The Echo program allowed more than $500,000 to be distributed to various nonprofit organizations in Park City and allowed the Park City Film Series to expand the advertising for Books 2 Movies, Wang said.
It also has allowed us to add in a film/literacy component to the screenings, she said.
"Martha's Vineyard Film Festival has come up with nine short films that are about five minutes long," Wang explained. "They feature characters named Professor Projector, who is a crazy Dr. Who-ish character and Mr. Quack, who is a duck."
During these shorts, the two characters talk about and teach viewers the elements of storytelling and filmmaking.

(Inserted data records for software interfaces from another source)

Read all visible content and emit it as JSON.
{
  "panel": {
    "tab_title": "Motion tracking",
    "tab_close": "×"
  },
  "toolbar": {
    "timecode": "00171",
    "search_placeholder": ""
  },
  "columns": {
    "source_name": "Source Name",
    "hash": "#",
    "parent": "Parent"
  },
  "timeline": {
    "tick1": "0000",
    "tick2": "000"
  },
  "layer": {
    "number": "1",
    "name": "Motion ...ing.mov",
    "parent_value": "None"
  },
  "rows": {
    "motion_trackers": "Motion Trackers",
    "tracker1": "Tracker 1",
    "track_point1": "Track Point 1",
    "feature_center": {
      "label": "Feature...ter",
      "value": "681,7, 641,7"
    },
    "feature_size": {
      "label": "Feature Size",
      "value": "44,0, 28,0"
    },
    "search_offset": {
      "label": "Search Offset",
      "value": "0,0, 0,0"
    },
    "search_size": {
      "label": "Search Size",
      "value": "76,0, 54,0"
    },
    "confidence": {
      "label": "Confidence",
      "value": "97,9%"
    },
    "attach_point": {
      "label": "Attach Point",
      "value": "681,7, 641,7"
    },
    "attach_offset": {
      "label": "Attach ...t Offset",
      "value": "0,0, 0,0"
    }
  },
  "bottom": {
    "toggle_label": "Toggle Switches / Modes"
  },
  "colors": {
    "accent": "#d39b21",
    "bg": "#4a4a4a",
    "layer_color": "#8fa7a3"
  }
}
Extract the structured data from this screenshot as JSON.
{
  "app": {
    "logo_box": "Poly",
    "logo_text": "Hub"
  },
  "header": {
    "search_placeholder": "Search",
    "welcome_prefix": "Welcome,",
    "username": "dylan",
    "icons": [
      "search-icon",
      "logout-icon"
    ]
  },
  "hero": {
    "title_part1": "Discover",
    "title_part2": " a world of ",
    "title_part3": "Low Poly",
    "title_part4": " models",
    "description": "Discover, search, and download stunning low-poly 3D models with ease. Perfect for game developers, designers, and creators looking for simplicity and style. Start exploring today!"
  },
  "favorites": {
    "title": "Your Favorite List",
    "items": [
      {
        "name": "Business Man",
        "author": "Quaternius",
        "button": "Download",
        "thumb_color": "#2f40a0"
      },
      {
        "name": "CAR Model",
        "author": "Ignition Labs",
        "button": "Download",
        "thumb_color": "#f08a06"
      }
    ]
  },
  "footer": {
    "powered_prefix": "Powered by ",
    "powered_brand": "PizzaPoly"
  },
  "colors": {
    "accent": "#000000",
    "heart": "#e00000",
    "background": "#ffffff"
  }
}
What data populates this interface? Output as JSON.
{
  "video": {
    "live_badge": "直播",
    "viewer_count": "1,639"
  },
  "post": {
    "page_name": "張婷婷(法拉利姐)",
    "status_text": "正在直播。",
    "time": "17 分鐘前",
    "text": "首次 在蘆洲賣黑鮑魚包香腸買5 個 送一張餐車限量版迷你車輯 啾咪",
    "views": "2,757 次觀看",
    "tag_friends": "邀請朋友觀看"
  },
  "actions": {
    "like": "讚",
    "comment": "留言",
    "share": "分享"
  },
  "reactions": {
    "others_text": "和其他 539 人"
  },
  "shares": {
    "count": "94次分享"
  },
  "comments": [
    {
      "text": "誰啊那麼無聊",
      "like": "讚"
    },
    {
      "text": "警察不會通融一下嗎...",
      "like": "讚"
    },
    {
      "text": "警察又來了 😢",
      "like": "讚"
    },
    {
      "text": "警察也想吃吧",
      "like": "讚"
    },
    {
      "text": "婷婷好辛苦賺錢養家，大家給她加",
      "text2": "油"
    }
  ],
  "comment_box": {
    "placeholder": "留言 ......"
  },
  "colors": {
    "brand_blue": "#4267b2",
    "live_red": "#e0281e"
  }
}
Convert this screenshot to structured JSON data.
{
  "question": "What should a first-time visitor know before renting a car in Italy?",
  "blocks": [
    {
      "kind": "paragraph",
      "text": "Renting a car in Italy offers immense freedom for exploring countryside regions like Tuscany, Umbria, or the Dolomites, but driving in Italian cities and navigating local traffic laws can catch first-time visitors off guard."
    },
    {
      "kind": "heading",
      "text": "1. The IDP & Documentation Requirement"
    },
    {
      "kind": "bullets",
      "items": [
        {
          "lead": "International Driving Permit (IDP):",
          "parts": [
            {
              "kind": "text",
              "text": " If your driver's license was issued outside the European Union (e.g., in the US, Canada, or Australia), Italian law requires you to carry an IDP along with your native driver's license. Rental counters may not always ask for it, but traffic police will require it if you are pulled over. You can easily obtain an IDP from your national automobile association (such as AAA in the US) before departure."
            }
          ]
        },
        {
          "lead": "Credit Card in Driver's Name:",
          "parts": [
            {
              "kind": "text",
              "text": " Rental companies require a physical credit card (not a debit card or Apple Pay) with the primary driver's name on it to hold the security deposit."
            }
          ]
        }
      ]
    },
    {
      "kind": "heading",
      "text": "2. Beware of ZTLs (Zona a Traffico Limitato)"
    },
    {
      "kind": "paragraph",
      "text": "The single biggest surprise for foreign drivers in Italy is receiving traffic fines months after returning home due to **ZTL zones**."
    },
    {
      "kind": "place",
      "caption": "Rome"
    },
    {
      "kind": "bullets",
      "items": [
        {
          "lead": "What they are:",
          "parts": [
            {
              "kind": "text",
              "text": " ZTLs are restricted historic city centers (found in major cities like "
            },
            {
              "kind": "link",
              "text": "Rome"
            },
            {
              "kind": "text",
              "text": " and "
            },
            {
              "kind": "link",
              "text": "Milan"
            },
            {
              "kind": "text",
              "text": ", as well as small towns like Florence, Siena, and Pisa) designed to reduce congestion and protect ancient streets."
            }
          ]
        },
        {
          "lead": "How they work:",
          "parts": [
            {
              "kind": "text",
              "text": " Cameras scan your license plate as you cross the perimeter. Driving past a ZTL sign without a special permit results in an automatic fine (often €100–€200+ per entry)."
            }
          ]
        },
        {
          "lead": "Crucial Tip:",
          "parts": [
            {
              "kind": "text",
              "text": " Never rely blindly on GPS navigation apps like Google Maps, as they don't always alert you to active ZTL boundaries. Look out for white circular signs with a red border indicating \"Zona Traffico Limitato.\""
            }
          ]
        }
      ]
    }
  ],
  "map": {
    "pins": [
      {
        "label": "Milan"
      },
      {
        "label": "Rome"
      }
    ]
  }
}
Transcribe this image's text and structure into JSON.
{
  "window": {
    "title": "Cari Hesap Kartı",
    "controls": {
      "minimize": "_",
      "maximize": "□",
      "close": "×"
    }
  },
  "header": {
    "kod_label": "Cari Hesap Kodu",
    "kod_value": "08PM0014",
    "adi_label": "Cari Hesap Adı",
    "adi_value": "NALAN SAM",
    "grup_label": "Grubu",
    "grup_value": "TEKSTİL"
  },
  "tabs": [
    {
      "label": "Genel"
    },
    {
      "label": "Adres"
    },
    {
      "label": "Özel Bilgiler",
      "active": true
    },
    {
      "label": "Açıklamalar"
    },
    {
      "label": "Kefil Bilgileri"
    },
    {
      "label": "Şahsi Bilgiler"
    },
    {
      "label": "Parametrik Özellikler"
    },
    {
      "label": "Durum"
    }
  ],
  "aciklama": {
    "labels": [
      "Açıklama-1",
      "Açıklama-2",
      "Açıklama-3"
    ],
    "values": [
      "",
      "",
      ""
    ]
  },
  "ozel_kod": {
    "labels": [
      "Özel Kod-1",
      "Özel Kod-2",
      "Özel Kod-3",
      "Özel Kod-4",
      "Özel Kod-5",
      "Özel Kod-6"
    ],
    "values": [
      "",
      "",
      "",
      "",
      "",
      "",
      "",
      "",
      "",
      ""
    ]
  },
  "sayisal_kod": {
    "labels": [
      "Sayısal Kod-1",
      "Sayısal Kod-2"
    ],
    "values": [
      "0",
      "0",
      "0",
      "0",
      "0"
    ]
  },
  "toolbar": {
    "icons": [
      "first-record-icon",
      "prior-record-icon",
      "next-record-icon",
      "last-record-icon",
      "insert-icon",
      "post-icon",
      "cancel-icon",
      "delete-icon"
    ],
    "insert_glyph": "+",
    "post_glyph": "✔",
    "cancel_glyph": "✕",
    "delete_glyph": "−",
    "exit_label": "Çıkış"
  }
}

"They explain that a story has a beginning, middle and end, and they also explain what different types of films — such as documentaries and features films — are," Wang said.
While these shorts are aimed at younger audiences, they are designed to help them get familiar with how a story is told.
"I don't think people, especially when they are younger, think about how a film is made or how a book is written," Wang said. "So these shorts will help plant a seed into these kids' minds."
In the future, the Park City Film Series will add more film/literacy components into the Books 2 Movies program.
"We might add an animation workshop, because that is so popular right now, and we'll add more layers as time goes on," Wang said.
Interest in literacy is important to develop in younger children because it will help them throughout their lives.
"There is a strong link between literacy and academic success and, of course, economic success later in life and that is measured as early as the third grade," Wang said. "Kids who read at the required level in third grade are more likely to go onto college. So we want to get them involved at an early age."
The Park City Film Series will present a free screening of Hiromasa Yonebayashi's "The Secret World of Arrietty," rated G, at the Jim Santy Auditorium at the Park City Library and Education Center, 1255 Park Ave., on Saturday, April 5, at 3 p.m. For more information, visit www.parkcityfilmseries.org.